## Task:
The response should hold each line from the entries below where "image" is found.

## The records:
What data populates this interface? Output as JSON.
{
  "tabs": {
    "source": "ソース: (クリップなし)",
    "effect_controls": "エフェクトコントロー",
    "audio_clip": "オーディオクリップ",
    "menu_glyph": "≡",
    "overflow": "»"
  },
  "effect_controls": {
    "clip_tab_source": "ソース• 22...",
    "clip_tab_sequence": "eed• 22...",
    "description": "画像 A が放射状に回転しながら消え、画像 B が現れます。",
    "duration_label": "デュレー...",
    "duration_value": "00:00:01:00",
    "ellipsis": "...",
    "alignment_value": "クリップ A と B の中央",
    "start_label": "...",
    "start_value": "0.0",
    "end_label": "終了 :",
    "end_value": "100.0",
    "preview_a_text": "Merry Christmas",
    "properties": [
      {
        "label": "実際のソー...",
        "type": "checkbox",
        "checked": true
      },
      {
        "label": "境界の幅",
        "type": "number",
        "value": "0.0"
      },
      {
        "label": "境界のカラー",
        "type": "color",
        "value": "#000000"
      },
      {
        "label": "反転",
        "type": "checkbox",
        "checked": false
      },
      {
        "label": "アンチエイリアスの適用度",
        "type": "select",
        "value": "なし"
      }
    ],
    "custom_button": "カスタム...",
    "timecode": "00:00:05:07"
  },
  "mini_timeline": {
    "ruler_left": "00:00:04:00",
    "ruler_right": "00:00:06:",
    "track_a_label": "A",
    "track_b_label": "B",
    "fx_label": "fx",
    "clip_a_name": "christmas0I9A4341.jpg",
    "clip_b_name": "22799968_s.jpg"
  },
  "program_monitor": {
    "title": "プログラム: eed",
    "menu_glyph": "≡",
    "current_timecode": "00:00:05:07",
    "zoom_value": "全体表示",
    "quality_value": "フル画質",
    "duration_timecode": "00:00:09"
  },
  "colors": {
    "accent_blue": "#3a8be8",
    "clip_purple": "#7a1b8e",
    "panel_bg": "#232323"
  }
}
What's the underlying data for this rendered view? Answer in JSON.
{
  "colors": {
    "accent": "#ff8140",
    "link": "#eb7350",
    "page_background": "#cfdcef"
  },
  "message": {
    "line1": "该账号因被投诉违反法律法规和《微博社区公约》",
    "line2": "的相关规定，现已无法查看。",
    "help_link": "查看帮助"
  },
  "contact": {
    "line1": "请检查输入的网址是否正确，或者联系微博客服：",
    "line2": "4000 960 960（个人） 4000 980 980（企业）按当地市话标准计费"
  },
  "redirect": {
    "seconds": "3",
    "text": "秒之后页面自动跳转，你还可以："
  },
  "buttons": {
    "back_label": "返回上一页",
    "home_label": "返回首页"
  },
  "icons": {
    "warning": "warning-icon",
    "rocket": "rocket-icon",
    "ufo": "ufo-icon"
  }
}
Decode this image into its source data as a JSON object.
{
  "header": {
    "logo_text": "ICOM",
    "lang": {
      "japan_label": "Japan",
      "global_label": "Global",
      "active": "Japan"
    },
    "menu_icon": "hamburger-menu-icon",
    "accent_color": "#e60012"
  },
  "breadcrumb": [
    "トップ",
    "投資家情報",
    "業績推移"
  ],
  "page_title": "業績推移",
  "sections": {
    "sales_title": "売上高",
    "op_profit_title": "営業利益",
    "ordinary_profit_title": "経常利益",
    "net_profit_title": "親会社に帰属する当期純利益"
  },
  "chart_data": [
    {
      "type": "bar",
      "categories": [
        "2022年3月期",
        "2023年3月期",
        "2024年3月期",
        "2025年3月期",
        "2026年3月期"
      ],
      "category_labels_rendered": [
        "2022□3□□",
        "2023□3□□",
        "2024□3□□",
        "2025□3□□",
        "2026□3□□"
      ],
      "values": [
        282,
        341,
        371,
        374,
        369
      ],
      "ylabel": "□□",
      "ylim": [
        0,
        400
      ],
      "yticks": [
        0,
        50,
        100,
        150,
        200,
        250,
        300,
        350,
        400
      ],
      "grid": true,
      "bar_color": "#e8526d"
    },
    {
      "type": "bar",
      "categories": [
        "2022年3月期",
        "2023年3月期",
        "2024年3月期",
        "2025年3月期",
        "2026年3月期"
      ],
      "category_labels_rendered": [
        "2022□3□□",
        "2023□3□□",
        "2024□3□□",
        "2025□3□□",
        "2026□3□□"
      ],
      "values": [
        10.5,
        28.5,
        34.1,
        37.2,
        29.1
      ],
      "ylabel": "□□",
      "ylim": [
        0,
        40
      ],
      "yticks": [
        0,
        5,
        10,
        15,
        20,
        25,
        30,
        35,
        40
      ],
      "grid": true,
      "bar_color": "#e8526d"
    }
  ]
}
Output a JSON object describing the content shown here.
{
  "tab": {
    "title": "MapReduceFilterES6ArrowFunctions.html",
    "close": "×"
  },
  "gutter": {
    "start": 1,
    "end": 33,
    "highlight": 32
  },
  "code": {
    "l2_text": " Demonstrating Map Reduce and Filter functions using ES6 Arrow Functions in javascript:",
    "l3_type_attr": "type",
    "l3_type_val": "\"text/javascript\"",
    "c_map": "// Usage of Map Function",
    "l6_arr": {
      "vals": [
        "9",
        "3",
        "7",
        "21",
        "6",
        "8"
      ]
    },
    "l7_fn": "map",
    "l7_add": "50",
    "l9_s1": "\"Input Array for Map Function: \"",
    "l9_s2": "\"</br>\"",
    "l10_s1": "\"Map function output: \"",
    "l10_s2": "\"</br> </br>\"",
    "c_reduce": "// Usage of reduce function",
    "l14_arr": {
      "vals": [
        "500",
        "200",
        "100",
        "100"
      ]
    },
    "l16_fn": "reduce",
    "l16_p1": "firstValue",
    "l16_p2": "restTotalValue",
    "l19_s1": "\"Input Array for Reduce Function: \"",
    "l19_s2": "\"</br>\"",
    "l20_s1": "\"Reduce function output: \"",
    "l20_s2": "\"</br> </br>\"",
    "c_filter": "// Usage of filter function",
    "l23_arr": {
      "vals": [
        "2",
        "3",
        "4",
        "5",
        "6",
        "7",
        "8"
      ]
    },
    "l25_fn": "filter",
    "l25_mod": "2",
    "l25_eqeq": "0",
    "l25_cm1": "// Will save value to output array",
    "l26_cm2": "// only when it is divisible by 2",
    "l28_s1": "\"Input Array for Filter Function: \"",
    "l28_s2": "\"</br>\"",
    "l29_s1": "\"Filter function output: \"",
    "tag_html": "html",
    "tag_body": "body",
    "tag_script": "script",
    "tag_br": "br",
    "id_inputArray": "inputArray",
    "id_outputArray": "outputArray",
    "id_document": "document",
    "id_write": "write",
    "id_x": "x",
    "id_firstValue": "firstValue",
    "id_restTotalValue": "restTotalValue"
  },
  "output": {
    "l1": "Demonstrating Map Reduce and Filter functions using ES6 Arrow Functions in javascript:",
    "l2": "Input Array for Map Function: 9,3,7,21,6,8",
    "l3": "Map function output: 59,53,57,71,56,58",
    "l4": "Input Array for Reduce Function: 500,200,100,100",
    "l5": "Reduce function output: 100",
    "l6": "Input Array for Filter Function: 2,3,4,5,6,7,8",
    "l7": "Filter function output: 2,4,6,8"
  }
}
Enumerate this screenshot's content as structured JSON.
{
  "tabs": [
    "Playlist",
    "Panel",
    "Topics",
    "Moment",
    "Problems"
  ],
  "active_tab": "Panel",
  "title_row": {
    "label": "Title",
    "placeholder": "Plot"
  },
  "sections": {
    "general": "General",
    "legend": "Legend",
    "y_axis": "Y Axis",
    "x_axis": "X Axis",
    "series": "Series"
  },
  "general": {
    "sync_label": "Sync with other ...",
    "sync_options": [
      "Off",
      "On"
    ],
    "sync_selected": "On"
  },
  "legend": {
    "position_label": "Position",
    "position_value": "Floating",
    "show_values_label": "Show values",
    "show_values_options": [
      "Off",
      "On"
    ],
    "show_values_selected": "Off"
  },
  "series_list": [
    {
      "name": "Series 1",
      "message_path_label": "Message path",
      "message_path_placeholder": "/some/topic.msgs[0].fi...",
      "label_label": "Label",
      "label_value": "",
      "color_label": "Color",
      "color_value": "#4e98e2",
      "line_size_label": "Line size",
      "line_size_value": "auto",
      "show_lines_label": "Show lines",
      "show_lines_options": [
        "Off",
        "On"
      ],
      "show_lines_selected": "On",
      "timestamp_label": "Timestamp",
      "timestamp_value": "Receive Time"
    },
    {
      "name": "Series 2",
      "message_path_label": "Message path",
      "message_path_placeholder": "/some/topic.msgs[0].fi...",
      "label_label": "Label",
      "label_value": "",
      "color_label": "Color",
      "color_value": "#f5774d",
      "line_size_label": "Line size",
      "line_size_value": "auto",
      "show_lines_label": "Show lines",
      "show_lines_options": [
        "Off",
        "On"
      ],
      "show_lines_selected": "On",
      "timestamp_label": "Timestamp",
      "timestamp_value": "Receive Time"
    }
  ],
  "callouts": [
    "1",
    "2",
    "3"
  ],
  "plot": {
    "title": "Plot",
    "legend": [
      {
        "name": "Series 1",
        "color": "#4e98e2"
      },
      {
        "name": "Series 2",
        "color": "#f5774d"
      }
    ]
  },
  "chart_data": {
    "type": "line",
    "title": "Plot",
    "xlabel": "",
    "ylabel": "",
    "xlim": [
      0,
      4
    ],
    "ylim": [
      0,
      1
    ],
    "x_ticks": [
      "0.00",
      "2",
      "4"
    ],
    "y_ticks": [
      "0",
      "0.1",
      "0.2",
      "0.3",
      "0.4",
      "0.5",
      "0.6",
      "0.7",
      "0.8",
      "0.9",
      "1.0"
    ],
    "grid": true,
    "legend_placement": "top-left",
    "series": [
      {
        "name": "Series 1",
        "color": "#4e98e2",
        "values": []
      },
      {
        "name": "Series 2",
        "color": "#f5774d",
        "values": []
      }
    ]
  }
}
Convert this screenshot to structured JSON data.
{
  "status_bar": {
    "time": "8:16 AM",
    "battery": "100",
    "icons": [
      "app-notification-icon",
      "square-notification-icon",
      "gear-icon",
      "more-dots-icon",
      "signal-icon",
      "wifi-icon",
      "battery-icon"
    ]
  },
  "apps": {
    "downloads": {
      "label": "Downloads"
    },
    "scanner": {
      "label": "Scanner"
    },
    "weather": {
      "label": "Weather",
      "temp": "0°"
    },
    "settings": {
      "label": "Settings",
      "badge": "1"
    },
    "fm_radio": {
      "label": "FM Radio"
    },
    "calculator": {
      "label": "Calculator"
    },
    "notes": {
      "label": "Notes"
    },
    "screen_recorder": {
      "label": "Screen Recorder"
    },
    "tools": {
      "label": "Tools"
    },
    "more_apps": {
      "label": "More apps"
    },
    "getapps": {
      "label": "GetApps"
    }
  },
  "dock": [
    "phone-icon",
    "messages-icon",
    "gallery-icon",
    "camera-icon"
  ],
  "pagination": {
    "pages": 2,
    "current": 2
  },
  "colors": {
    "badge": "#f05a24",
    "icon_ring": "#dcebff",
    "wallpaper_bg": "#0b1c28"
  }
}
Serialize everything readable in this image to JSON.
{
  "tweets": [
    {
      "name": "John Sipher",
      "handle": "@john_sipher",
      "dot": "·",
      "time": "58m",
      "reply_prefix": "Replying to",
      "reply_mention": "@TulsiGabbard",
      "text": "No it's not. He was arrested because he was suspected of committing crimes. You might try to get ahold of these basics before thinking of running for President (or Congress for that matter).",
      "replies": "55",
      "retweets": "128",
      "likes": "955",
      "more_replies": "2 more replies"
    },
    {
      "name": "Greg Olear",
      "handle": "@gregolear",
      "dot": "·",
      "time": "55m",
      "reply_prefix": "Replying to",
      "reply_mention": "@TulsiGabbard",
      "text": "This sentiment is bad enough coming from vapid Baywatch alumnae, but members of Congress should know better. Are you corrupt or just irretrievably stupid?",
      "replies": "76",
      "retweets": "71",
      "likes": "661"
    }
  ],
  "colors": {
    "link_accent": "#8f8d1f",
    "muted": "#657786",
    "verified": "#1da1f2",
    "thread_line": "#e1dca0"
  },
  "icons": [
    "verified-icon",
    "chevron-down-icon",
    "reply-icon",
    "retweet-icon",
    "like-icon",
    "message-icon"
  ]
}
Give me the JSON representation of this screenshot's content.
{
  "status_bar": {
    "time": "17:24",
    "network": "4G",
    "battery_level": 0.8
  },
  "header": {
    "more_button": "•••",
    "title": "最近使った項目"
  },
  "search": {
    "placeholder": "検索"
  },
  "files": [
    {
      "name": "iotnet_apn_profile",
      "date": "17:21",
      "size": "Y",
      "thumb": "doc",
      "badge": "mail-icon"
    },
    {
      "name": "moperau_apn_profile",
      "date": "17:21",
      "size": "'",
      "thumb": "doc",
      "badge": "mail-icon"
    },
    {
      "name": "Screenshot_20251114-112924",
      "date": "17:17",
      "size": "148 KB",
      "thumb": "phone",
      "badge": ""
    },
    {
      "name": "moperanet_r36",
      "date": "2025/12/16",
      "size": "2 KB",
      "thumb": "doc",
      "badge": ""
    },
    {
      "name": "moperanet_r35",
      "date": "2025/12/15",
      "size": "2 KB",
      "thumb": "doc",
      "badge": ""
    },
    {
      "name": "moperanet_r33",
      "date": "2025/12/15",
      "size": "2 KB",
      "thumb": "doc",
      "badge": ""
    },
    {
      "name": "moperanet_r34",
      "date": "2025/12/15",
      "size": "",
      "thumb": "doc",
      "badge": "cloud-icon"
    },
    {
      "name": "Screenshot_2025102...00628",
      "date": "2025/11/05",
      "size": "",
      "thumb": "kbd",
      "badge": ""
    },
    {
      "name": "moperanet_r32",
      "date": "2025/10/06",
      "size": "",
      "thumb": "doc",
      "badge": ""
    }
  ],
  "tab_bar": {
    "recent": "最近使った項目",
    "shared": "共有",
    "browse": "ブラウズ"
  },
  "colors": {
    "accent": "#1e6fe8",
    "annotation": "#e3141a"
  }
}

## Solution to this exercise:
Decode this image into its source data as a JSON object.
Serialize everything readable in this image to JSON.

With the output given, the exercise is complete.